High-Profile Companies Fail to Take Even Basic Security Measures
News Analysis: The recent Nitro attacks didn't use new technology or even a new vector for spreading malware. All that happened is that a hacker took advantage of poor training and security practices in companies and agencies that should know better.The news from Symantec that a cyber-attacker used an off-the-shelf Trojan called PoisonIvy to extract intellectual property from U.S. chemical and defense industries as reported by eWEEK's Fahmida Rashid is more depressing than anything else. The ease with which the hacker, named "Covert Grove" by Symantec, used crude social engineering to get employees at his target companies to open infected emails is equally disheartening. One has to wonder if the affected companies have learned anything about security over the last 20 years and if they have, whether they've done anything at all to train their employees.

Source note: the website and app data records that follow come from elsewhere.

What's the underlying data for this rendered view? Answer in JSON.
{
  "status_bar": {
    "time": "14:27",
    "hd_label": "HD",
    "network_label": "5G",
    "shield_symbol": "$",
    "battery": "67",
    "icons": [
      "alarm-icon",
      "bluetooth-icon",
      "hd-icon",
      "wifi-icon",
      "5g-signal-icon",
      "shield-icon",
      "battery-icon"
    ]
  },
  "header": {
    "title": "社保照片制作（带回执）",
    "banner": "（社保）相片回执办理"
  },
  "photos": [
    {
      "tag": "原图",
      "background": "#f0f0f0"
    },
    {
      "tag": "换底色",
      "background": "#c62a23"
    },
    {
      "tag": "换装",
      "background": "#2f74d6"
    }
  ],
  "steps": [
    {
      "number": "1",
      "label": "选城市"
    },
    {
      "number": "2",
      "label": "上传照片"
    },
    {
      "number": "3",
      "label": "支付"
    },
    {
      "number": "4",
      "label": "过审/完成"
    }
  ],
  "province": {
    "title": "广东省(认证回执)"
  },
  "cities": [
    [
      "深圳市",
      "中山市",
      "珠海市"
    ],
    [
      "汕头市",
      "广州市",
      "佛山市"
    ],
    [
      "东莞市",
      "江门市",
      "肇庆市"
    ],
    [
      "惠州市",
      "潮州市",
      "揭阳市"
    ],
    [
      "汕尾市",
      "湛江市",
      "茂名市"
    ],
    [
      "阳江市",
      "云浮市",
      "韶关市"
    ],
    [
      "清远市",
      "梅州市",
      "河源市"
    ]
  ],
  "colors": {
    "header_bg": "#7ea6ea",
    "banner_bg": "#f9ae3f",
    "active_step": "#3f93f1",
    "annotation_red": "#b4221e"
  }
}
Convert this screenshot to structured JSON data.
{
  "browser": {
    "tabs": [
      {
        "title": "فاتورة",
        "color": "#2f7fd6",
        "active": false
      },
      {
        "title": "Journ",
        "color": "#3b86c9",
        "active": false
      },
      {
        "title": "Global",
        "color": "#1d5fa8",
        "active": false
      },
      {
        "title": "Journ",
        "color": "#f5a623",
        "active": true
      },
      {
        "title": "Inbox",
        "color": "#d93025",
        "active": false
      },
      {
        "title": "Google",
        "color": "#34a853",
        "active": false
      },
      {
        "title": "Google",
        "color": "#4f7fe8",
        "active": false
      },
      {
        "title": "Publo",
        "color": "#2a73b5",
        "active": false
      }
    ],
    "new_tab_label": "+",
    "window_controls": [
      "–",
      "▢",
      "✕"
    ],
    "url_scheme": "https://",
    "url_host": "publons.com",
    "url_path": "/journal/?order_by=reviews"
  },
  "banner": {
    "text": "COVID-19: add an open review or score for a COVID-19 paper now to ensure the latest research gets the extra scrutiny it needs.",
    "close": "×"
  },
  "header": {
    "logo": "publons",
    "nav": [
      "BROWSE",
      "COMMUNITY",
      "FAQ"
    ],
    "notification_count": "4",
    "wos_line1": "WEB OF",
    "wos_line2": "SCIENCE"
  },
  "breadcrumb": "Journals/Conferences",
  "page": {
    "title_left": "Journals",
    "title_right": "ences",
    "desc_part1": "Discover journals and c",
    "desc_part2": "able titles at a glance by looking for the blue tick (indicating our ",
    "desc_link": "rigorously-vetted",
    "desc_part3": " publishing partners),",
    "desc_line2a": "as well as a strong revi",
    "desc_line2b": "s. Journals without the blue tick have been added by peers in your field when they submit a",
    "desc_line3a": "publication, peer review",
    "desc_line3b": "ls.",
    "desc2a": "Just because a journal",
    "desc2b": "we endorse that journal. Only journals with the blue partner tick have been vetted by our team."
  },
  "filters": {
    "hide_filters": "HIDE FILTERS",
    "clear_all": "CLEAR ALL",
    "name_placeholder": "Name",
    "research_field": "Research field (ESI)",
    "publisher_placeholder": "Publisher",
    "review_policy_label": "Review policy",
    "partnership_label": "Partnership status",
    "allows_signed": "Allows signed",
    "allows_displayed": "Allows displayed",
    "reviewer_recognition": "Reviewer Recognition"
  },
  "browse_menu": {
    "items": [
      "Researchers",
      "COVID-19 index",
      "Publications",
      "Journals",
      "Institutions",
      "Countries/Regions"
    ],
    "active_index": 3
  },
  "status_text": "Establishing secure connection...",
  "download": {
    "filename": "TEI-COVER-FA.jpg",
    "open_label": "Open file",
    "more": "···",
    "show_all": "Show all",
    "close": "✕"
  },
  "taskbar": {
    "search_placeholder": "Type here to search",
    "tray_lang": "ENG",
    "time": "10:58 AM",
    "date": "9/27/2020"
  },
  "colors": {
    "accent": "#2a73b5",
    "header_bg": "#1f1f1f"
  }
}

The PoisonIvy Trojan is a well-known piece of malware that can't infect a computer on its own. It requires someone to run the program and that the program be given administrative rights. To accomplish this, the Trojan is embedded in an email that usually tells the user that it's a security update. In the example provided by Symantec, the email is signed by the "Department of Security."